How is an IPO issued?
What is the IPO procedure?
A private company has to take various steps in order to go public. They are:
Selecting an investment bank
The first step is to select an investment bank as an underwriter. Here, the role of an investment bank is to help the company establish various details such as
- How much money the company hopes to raise
- The type of securities that will be offered
- The initial price per share
For a large IPO, there can be multiple investment banks involved. In short, investment banks act as facilitators in the IPO process.
Creating the Red Herring prospectus

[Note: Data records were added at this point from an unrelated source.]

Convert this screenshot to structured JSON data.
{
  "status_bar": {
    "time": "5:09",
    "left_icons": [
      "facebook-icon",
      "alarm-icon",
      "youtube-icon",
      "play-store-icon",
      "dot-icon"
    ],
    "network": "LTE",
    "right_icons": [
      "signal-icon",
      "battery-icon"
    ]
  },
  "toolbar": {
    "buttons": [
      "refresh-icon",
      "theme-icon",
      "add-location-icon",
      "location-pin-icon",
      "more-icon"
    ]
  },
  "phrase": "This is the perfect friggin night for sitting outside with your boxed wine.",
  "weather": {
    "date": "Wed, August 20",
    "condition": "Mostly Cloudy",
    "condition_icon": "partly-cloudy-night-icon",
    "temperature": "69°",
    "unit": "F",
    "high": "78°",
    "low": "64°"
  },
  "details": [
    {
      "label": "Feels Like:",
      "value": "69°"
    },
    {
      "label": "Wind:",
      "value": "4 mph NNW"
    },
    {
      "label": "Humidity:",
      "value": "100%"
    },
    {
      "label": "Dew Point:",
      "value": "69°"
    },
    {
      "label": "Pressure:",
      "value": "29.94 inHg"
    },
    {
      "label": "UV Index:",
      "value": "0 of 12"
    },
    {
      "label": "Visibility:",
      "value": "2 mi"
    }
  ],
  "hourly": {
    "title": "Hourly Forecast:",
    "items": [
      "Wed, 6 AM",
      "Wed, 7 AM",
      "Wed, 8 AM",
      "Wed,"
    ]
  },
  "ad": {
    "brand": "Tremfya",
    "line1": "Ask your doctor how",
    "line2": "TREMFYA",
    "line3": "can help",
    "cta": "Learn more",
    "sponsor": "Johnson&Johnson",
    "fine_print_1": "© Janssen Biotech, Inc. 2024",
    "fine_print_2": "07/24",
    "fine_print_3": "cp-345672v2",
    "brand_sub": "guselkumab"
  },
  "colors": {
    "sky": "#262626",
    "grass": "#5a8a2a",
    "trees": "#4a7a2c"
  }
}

The next step of the IPO process is to create the ‘Red Herring Prospectus’. This is done with the help of underwriters. The prospectus includes various segments such as financial records, future plans for the company, potential risks in the market and expected share price range. Many times, underwriters go on road shows in order to attract potential institutional investors after they create the red herring prospectus.
The prospectus is presented to the Securities and Exchange Board of India (SEBI). If SEBI is satisfied, it green-lights the initial public offering (IPO) process. In addition, it also gives a date and time for the IPO. But in case SEBI is not satisfied, it asks for changes to be made before the prospectus can be shared with public investors.
Stock exchange approval
Listing is the process where securities are allowed to deal on a recognised stock exchange. But for that to happen, the company needs to be approved by the exchange. For instance, the Bombay Stock Exchange (BSE) has a listing department whose purpose is to grant approval for securities of companies. The BSE has a list of criteria which needs to be followed for the company to be listed on its exchange.
- The minimum issue size should be Rs 10 crore.
- The minimum market capitalization of the company should be Rs 25 crore.
- The minimum post issue paid-up capital of the company should be Rs 10 crore.
Only if the company follows these criteria, it gets an approval from the BSE.
Subscription of shares
Once all the formalities are done, the company makes the shares available to investors. This is done on the dates specified in the prospectus. Investors who wish to apply for shares have to fill out and submit the IPO application form.
The shares are allotted to different investors based on the demand and price quoted in their IPO application forms. Once this is done, investors get the shares credited to their demat account. In case of oversubscription (if the demand for shares is higher than the number of shares floated by the company), investors may not get the number of shares they originally wanted. They may get fewer shares after a lottery is done. Some investors may not even get any shares. In such cases, these investors get a refund of their money.
To sum up
In India and around the world, companies that decide to go public and their underwriters try their best make the IPO a very successful event. Many companies have experienced a sharp surge in stock price on the first day of trading.
However, there are chances that the stock price falls over time. It largely depends on the company’s fundamentals. If they are strong, they are likely to do well in the long run. If not, the IPO may not be successful. Company fundamentals can be gauged by the cash flow or its capacity to retain profits for expansion.